I started on Twitter in 2008. By early 2010, I felt pretty done. I couldn’t stand all the one-way conversations, and the lack of linear discussion. I didn’t like how I had NO idea if anybody was talking to or about me without doing searches or hitting refresh all day. I pushed my blog posts to my accounts, and stopped reading.
Fast forward to now (September 2011). I’m checking Twitter again now for a few reasons. But first, let’s look at what the other social media and networking spaces mean for me.
Facebook is where I’m connected to friends I know. I don’t use it for business. I use Facebook business pages for business. But my personal account is very personal, and I keep my friends list relatively low.
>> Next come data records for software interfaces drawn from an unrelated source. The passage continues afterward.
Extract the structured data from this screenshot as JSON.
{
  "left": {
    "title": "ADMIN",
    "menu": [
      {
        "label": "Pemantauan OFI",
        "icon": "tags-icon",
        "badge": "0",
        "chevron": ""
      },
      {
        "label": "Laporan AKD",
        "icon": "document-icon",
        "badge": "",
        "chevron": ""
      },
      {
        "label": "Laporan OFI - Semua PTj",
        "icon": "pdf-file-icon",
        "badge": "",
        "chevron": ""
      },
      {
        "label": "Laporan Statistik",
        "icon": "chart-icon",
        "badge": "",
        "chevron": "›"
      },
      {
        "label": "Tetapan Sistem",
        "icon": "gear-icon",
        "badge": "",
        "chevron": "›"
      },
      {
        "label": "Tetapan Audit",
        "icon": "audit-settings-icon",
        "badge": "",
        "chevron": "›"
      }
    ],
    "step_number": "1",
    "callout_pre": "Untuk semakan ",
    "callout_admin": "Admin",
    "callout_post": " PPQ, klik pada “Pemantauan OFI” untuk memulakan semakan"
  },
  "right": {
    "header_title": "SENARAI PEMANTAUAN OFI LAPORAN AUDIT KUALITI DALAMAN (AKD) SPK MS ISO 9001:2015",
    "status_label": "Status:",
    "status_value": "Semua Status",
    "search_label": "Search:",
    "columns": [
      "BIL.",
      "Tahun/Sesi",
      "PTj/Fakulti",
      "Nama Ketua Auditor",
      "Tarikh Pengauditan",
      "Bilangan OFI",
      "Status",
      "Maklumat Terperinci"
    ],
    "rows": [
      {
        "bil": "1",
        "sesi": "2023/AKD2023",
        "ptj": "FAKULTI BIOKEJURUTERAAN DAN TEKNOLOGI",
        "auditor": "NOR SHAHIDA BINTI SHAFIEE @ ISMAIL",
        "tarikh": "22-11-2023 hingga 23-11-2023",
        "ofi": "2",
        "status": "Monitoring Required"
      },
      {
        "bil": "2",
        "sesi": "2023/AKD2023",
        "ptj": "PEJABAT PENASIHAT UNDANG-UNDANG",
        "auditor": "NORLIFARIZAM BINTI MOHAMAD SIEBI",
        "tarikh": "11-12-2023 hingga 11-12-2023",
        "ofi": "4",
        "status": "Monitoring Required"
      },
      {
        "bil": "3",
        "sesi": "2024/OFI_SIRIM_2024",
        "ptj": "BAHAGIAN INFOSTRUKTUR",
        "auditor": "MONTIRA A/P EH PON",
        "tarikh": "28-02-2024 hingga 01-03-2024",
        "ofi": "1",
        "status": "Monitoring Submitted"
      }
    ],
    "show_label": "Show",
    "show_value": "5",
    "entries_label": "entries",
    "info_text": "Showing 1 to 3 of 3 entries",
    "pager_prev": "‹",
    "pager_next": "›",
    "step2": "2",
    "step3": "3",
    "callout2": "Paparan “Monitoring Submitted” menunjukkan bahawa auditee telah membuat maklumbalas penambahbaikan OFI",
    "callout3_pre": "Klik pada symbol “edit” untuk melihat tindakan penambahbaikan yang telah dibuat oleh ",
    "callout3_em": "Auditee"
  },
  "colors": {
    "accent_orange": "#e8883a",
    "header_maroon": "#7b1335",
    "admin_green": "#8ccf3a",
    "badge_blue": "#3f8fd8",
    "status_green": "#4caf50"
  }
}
So my Facebook news feed is mostly updates from people I know and like. It’s the answer to, “Hey, how are ya today?”
I used LinkedIn a lot for biz. I try to connect with interesting people I meet at events as well as potential and current clients. I don’t read the LinkedIn stream since most of us are just sending our Twitter over there.
I joined Google+ pretty much right when they started accepting real humans. I like it a lot, but so far, it’s mostly people talking about Google+. Major snooze. Not much going on there yet.
And then there’s Twitter. OK, it now emails me if someone mentions me. So does my Postling.com account. Twitter is a place where I can listen to people I know, don’t know, like, or don’t like making short commentary. I follow a lot of recruiters and potential jobs there, and I can’t get those people anywhere else. I only follow people I’m interested in. I create lists to check out what some people are saying without them knowing I’m “following,” which is a neat feature, especially to keep an eye on competitors. It’s very searchable, so it’s easier (nowadays) for me to pull out just what I’m interested in… which isn’t much.
Another thing Twitter is great at is capturing the in-the-moment at an event. With hashtags, I can easily follow what’s going on relating to one topic, and filter out (most of the) garbage. It’s especially useful at conferences, and especially when they do hashtags for individual sessions.
So I guess you can find me on Twitter as brassflowers, of course.
In October 2010, event registration website Eventbrite blogged about how different types of social sharing turned into paid event registrations. Their most interesting data is quoted here:
When someone shares an event with their friends through social media, this action results in real dollars. Our most recent data shows that over the past 12 weeks, one share on Facebook equals $2.52, a share on Twitter equals $0.43, a share on LinkedIn equals $0.90, and a share through our ”email friends” application equals $2.34.
More and more, I believe that Facebook is more powerful than Twitter. It’s better for interactions (compared to just broadcasting), it’s stickier, and it looks like it generates more action-driven results.